Sensor Engine is a visualisation of a single 24hr period across the sensor network, and includes example output for Boston, San Francisco, Singapore and Geneva. The source data was from a single day, 9th March 2015 with data in one hour intervals.
The images are created by an entirely automated process written using FME software from Safe Software (www.safe.com). FME allows for the creation of reusable data transformation models, and supports over 300 formats of spatial (CAD, GIS, 3d, raster) and non-spatial (databases, spreadsheets, text files, xml) data.
The input to the model are the csv sensor data files and some OpenStreetMap vector data covering each city. The first stage of the process creates the backdrop map for each city by dynamically reading map data based upon a latitude and longitude set for each city. Building height values are generated using a random number assigned to different polygon sizes, and extruded into 3d objects and rotated with the rest of the map features at -55 degrees along the x axis. Building shadows are made using an x & y coordinate offset of -0.0005 decimal degrees. The buildings (sorted by minimum y coordinate value so they don’t overlap) and other map features are styled and rasterised using a MapnikRasterizer transformer, and written out ready for the next stage.
Next the model reads all sensor values at once and calculates statistics, so the images can visualise the data proportionally across all the cities in the 24 hour period. This done by calculating maximum values per sensor, for example humidity ranges from 18.6 (Boston) to 68.2 (Singapore).
The images show:
– Time (hours are presented in the same time zone for each city, allowing for a direct comparison of the same time of day)
– Pollution (this represents the sum of ‘air quality’ and ‘dust’, and is shown as a white haze or smog. Transparency is used to show high and low values per city)

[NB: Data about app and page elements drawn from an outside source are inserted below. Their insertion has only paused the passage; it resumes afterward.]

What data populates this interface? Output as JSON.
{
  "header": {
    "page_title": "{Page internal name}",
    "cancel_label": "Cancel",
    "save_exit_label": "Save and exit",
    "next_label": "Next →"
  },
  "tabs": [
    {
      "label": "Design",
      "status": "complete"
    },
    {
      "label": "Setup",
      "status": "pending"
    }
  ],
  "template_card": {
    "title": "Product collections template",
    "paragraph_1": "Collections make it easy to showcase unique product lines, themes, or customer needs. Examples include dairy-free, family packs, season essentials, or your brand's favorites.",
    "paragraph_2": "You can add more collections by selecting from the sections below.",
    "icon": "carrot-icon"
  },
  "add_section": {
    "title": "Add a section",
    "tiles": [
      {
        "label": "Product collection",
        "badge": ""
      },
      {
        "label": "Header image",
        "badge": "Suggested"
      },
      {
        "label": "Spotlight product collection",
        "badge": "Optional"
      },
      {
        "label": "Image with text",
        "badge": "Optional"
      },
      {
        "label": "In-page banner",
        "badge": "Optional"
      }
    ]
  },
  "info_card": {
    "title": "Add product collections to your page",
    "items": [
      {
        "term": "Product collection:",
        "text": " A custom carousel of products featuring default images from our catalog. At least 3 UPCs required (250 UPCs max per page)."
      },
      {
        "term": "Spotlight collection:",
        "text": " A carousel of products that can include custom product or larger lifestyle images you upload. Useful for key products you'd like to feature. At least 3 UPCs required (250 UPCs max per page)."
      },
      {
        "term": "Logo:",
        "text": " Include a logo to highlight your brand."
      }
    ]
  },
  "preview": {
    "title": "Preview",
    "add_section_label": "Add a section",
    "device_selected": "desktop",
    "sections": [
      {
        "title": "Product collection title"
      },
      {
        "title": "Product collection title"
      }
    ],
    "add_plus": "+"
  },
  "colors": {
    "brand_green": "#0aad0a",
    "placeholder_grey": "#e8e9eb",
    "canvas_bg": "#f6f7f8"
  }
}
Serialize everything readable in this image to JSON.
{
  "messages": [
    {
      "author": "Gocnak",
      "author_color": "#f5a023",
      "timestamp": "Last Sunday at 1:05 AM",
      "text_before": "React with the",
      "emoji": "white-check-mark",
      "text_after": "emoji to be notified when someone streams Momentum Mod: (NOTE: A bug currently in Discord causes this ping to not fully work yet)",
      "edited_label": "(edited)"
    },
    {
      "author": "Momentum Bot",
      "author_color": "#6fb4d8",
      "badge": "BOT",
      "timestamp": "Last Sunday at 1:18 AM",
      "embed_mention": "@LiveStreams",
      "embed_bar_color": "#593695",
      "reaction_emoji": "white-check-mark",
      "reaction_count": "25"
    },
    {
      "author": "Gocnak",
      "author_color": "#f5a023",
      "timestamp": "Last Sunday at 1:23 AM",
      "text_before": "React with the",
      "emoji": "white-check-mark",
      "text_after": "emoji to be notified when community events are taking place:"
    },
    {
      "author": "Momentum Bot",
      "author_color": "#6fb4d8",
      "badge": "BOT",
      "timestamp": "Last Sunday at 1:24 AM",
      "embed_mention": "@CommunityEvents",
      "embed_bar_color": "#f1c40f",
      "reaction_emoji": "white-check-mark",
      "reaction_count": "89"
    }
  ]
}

– Temperature (temperate values shown coloured with a gradient from orange (high) to blue (low)
– Noise (sound levels are shown as increasing and decreasing lines in the bottom left corner)
– Humidity (humidity values shown as a set of radiating blue lines going from left to right, as values rise and fall)
The workspace creates a single image for each hour, for each city (7 cities*24hrs=168). To create updated images over a longer period, all you would need to do is read a larger set of data and group by the date and rerun the model. The benefit of this approach is that this could be scheduled to run every hour, and continually update the images as new sensor data is logged.
All the settings in the model can be parameterised, meaning that a user could run the model choosing a specific city, date range, colour range, lat/long coordinates, etc. Currently a desktop process, the same workspace can be published to FME Cloud, allowing it to be run anywhere, by anyone at any time.
Output images are manually compiled into animated gifs, starting at 00:00hrs PST, and are intended to displayed together in a series.
© OpenStreetMap contributors.
Created by Owen Powell (Solihull, UK)